Data in this exercise
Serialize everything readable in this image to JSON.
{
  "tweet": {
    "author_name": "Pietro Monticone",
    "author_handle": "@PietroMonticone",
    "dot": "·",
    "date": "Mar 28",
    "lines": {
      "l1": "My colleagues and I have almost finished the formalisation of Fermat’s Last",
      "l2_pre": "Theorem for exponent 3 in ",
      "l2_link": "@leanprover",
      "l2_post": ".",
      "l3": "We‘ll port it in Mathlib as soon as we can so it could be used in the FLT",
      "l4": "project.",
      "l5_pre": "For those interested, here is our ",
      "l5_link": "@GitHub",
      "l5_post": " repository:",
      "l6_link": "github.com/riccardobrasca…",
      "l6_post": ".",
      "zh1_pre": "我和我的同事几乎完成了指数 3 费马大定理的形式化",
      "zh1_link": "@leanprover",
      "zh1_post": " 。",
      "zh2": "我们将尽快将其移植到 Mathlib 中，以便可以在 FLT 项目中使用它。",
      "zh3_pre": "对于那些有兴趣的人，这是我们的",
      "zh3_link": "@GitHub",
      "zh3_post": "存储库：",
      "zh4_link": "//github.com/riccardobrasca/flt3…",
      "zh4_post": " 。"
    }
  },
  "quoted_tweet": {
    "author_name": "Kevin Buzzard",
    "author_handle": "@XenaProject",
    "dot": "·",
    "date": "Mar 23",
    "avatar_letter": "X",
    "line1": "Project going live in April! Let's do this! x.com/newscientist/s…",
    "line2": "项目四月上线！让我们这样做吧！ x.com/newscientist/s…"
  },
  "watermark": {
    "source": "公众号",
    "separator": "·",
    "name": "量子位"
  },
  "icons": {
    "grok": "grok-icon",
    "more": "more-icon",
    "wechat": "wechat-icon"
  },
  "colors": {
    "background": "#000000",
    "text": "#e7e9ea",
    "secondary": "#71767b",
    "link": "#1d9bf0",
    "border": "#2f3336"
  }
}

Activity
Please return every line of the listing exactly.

Expected answer
Serialize everything readable in this image to JSON.
{
  "tweet": {
    "author_name": "Pietro Monticone",
    "author_handle": "@PietroMonticone",
    "dot": "·",
    "date": "Mar 28",
    "lines": {
      "l1": "My colleagues and I have almost finished the formalisation of Fermat’s Last",
      "l2_pre": "Theorem for exponent 3 in ",
      "l2_link": "@leanprover",
      "l2_post": ".",
      "l3": "We‘ll port it in Mathlib as soon as we can so it could be used in the FLT",
      "l4": "project.",
      "l5_pre": "For those interested, here is our ",
      "l5_link": "@GitHub",
      "l5_post": " repository:",
      "l6_link": "github.com/riccardobrasca…",
      "l6_post": ".",
      "zh1_pre": "我和我的同事几乎完成了指数 3 费马大定理的形式化",
      "zh1_link": "@leanprover",
      "zh1_post": " 。",
      "zh2": "我们将尽快将其移植到 Mathlib 中，以便可以在 FLT 项目中使用它。",
      "zh3_pre": "对于那些有兴趣的人，这是我们的",
      "zh3_link": "@GitHub",
      "zh3_post": "存储库：",
      "zh4_link": "//github.com/riccardobrasca/flt3…",
      "zh4_post": " 。"
    }
  },
  "quoted_tweet": {
    "author_name": "Kevin Buzzard",
    "author_handle": "@XenaProject",
    "dot": "·",
    "date": "Mar 23",
    "avatar_letter": "X",
    "line1": "Project going live in April! Let's do this! x.com/newscientist/s…",
    "line2": "项目四月上线！让我们这样做吧！ x.com/newscientist/s…"
  },
  "watermark": {
    "source": "公众号",
    "separator": "·",
    "name": "量子位"
  },
  "icons": {
    "grok": "grok-icon",
    "more": "more-icon",
    "wechat": "wechat-icon"
  },
  "colors": {
    "background": "#000000",
    "text": "#e7e9ea",
    "secondary": "#71767b",
    "link": "#1d9bf0",
    "border": "#2f3336"
  }
}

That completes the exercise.